Although the EVOLUTION MT (EVO MT) is labeled as a mud-terrain, it’s more of a hybrid all-terrain/mud-terrain tire but leans closer to an MT. It’s marked as an M+S (mud and snow) and handles excellent in the mud of course, but also does great in the snow; powder, slush, and ice. Its tread pattern is not all that aggressive when it comes to a traditional mud-terrain but its road manners are that of an all-terrain. With the EVO MT, you get the performance of a true mud-terrain, the road manners of an all-terrain, and the performance of an M+S rated tire. See our initial thoughts here.
Dedicated Winter Tire
A dedicated winter tire is the best option for those living in constant winter conditions. They’ll provide traction in situations where just standing up might be difficult, and confidence on the road no matter the conditions.
New to the Cooper Discoverer range this year, the Cooper Discoverer Snow Claw is a dedicated winter tire built for ice and snow-covered roads. It’s studdable, 3PMSF rated for the most severe winter conditions, and available in a stock size all the way up to a 285/70R17 “33”. Its softer rubber composition will adhere to the slickest roads, and avoid hardening up when things get really cold. If you need ultimate winter traction, these might be what you’re looking for.
We want you to have a safe winter season in your 4Runner, whether it’s around town in the wet or plowing some fresh snow in the mountains. Start with your tire maintenance before setting out on your next winter adventure!
Just put on a set of 285 Cooper AT3 XLTs on my 4Runner after reading your article on them, and I absolutely love how there’re handing the snow
Regarding tread depth, how do you know what *new* tire tread depth is/was? I’m guessing not all tires are the same. You can’t calculate percentage tread left after you measure, unless you know what you started with new, right? In other words what do you compare your measured tread depth *against*?
David // Tire manufacturers will list the new tread depth on their website in the specification section. See the attached photo with tread depth being the column on the far right.
Good article. I have 40+ years wheeling in Quebec. The last 30 in 4Runners. For the best traction get true winter tires, studdable if you can. Although some AT and MT tires have the mountain snowflake pictogram, THEY ARE NOWHERE near as effective as true winter tires. Get them mounted on steel wheels to save money down the road and wear on your nice wheels. I don’t bother with TPMS on my winter steel wheels.

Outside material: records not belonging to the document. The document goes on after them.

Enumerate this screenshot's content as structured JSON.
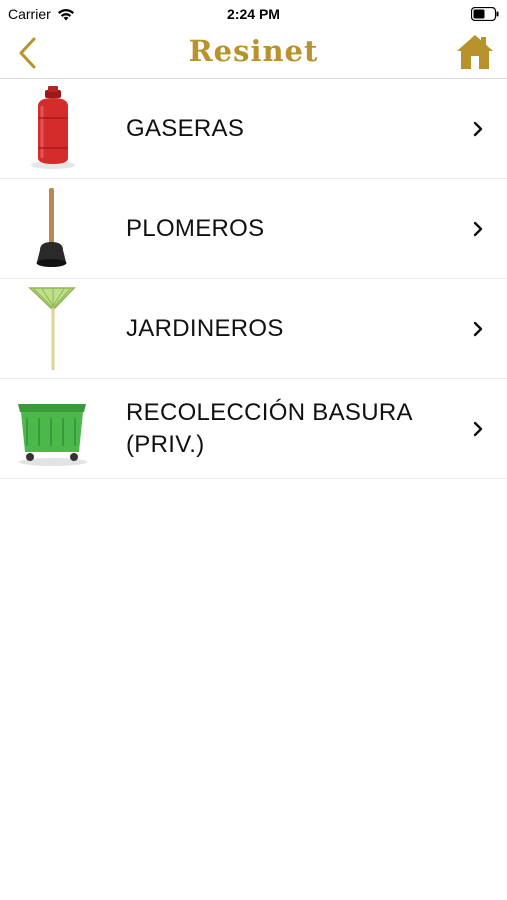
{
  "status_bar": {
    "carrier": "Carrier",
    "time": "2:24 PM"
  },
  "nav": {
    "logo": "Resinet",
    "back_icon": "chevron-left-icon",
    "home_icon": "home-icon",
    "accent_color": "#b8922a"
  },
  "items": [
    {
      "label": "GASERAS",
      "icon": "gas-cylinder-icon"
    },
    {
      "label": "PLOMEROS",
      "icon": "plunger-icon"
    },
    {
      "label": "JARDINEROS",
      "icon": "rake-icon"
    },
    {
      "label": "RECOLECCIÓN BASURA (PRIV.)",
      "icon": "garbage-bin-icon"
    }
  ]
}
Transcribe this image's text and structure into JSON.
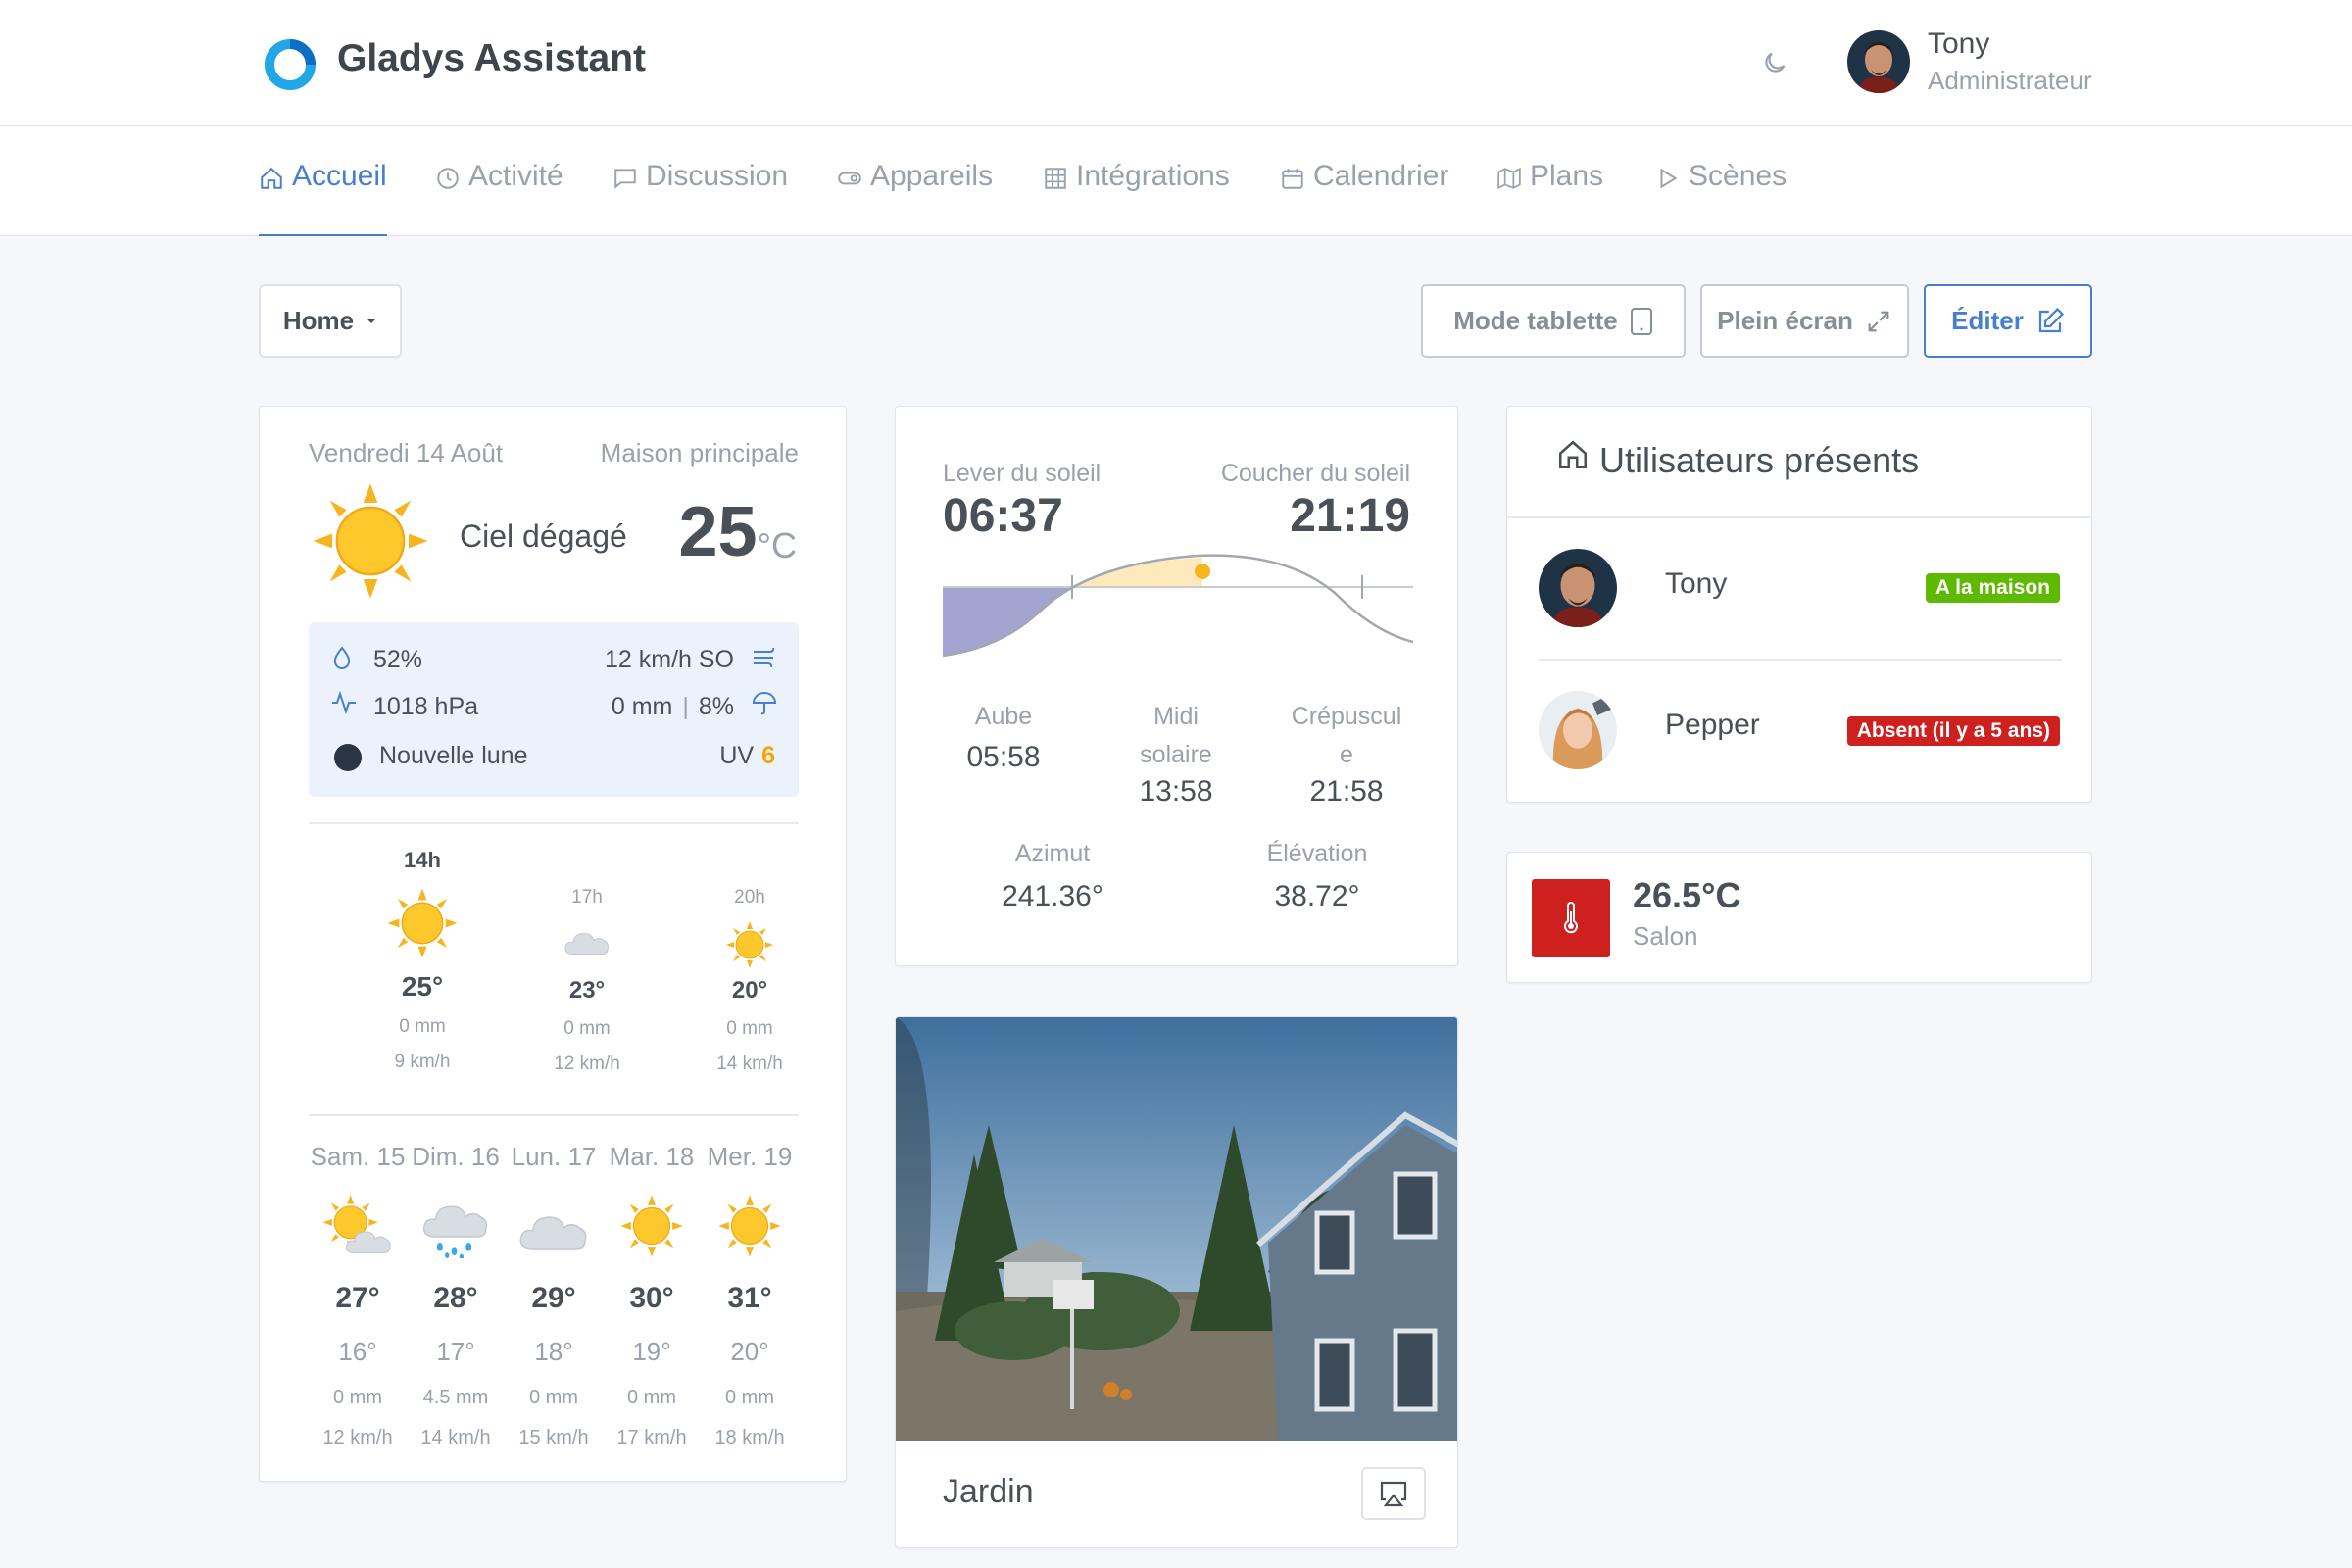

Ray // Thanks for the comment, glad to have some feedback from a seasoned winter driver! I totally agree, winter tires are 100% the best way to go for those driving under constant winter conditions. For most, a set of 3PMSF rated tires will suffice for seasonal trips to the snow, with some good driving common sense of course! Steelies winter tires and studs win for traction any day though!

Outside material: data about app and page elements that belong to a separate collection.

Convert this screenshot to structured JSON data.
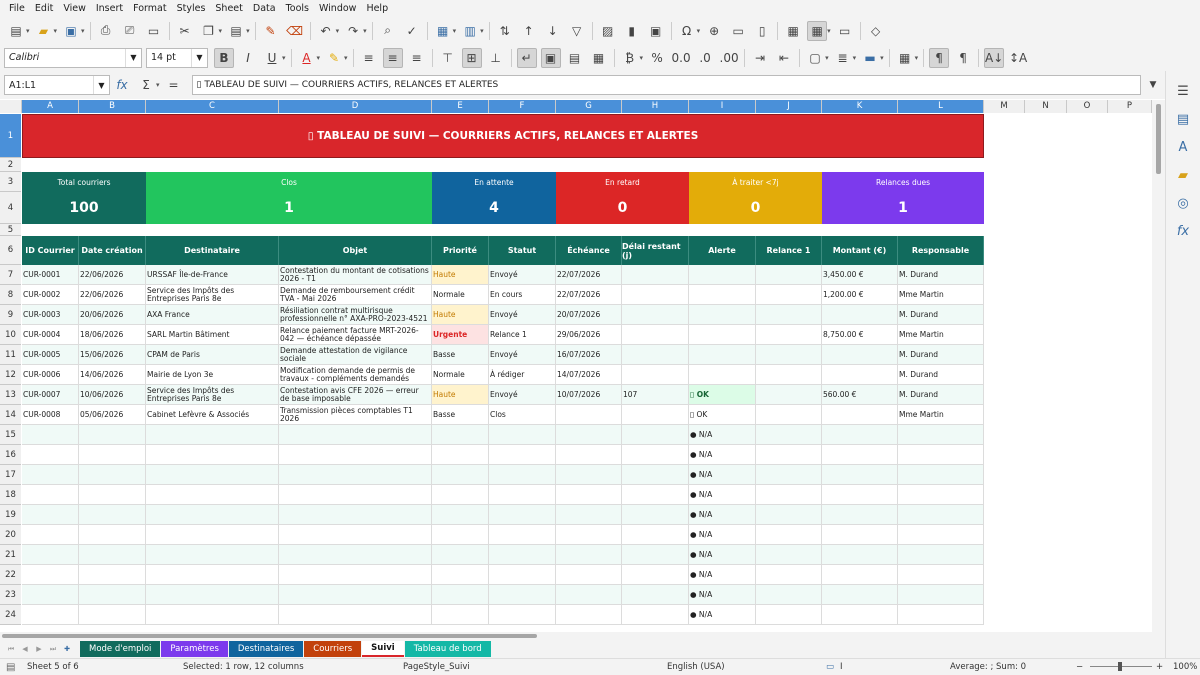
{
  "menu": [
    "File",
    "Edit",
    "View",
    "Insert",
    "Format",
    "Styles",
    "Sheet",
    "Data",
    "Tools",
    "Window",
    "Help"
  ],
  "font": {
    "name": "Calibri",
    "size": "14 pt"
  },
  "formula_bar": {
    "cell_ref": "A1:L1",
    "content": "▯ TABLEAU DE SUIVI — COURRIERS ACTIFS, RELANCES ET ALERTES"
  },
  "columns": [
    "A",
    "B",
    "C",
    "D",
    "E",
    "F",
    "G",
    "H",
    "I",
    "J",
    "K",
    "L",
    "M",
    "N",
    "O",
    "P"
  ],
  "rows": [
    "1",
    "2",
    "3",
    "4",
    "5",
    "6",
    "7",
    "8",
    "9",
    "10",
    "11",
    "12",
    "13",
    "14",
    "15",
    "16",
    "17",
    "18",
    "19",
    "20",
    "21",
    "22",
    "23",
    "24"
  ],
  "title": "▯ TABLEAU DE SUIVI — COURRIERS ACTIFS, RELANCES ET ALERTES",
  "kpis": [
    {
      "label": "Total courriers",
      "value": "100",
      "color": "#116b5d"
    },
    {
      "label": "Clos",
      "value": "1",
      "color": "#22c55e"
    },
    {
      "label": "En attente",
      "value": "4",
      "color": "#10649e"
    },
    {
      "label": "En retard",
      "value": "0",
      "color": "#dc2626"
    },
    {
      "label": "À traiter <7j",
      "value": "0",
      "color": "#e3ac09"
    },
    {
      "label": "Relances dues",
      "value": "1",
      "color": "#7c3aed"
    }
  ],
  "headers": [
    "ID Courrier",
    "Date création",
    "Destinataire",
    "Objet",
    "Priorité",
    "Statut",
    "Échéance",
    "Délai restant (j)",
    "Alerte",
    "Relance 1",
    "Montant (€)",
    "Responsable"
  ],
  "records": [
    [
      "CUR-0001",
      "22/06/2026",
      "URSSAF Île-de-France",
      "Contestation du montant de cotisations 2026 - T1",
      "Haute",
      "Envoyé",
      "22/07/2026",
      "",
      "",
      "",
      "3,450.00 €",
      "M. Durand"
    ],
    [
      "CUR-0002",
      "22/06/2026",
      "Service des Impôts des Entreprises Paris 8e",
      "Demande de remboursement crédit TVA - Mai 2026",
      "Normale",
      "En cours",
      "22/07/2026",
      "",
      "",
      "",
      "1,200.00 €",
      "Mme Martin"
    ],
    [
      "CUR-0003",
      "20/06/2026",
      "AXA France",
      "Résiliation contrat multirisque professionnelle n° AXA-PRO-2023-4521",
      "Haute",
      "Envoyé",
      "20/07/2026",
      "",
      "",
      "",
      "",
      "M. Durand"
    ],
    [
      "CUR-0004",
      "18/06/2026",
      "SARL Martin Bâtiment",
      "Relance paiement facture MRT-2026-042 — échéance dépassée",
      "Urgente",
      "Relance 1",
      "29/06/2026",
      "",
      "",
      "",
      "8,750.00 €",
      "Mme Martin"
    ],
    [
      "CUR-0005",
      "15/06/2026",
      "CPAM de Paris",
      "Demande attestation de vigilance sociale",
      "Basse",
      "Envoyé",
      "16/07/2026",
      "",
      "",
      "",
      "",
      "M. Durand"
    ],
    [
      "CUR-0006",
      "14/06/2026",
      "Mairie de Lyon 3e",
      "Modification demande de permis de travaux - compléments demandés",
      "Normale",
      "À rédiger",
      "14/07/2026",
      "",
      "",
      "",
      "",
      "M. Durand"
    ],
    [
      "CUR-0007",
      "10/06/2026",
      "Service des Impôts des Entreprises Paris 8e",
      "Contestation avis CFE 2026 — erreur de base imposable",
      "Haute",
      "Envoyé",
      "10/07/2026",
      "107",
      "▯ OK",
      "",
      "560.00 €",
      "M. Durand"
    ],
    [
      "CUR-0008",
      "05/06/2026",
      "Cabinet Lefèvre & Associés",
      "Transmission pièces comptables T1 2026",
      "Basse",
      "Clos",
      "",
      "",
      "▯ OK",
      "",
      "",
      "Mme Martin"
    ]
  ],
  "empty_alert": "● N/A",
  "sheet_tabs": [
    {
      "name": "Mode d'emploi",
      "color": "#116b5d"
    },
    {
      "name": "Paramètres",
      "color": "#7c3aed"
    },
    {
      "name": "Destinataires",
      "color": "#10649e"
    },
    {
      "name": "Courriers",
      "color": "#c2410c"
    },
    {
      "name": "Suivi",
      "color": "#ffffff"
    },
    {
      "name": "Tableau de bord",
      "color": "#14b8a6"
    }
  ],
  "status": {
    "sheet": "Sheet 5 of 6",
    "selection": "Selected: 1 row, 12 columns",
    "page_style": "PageStyle_Suivi",
    "language": "English (USA)",
    "summary": "Average: ; Sum: 0",
    "zoom": "100%"
  }
}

Thanks Max for taking the time to post your articles. They are always well thought out and informative. I do have one question for you after looking at pic #4 Spare Tire. What side exit exhaust are you running? Thanks!
Tim // I’m glad you have enjoyed the article! I cut about 12″ off the stock exhaust after it met a rock ledge some time back. I had a muffler shop bend, cut and weld a tip on that’s the same diameter as the stock exhaust. It added some clearance, and the side exit helps with exhaust fumes.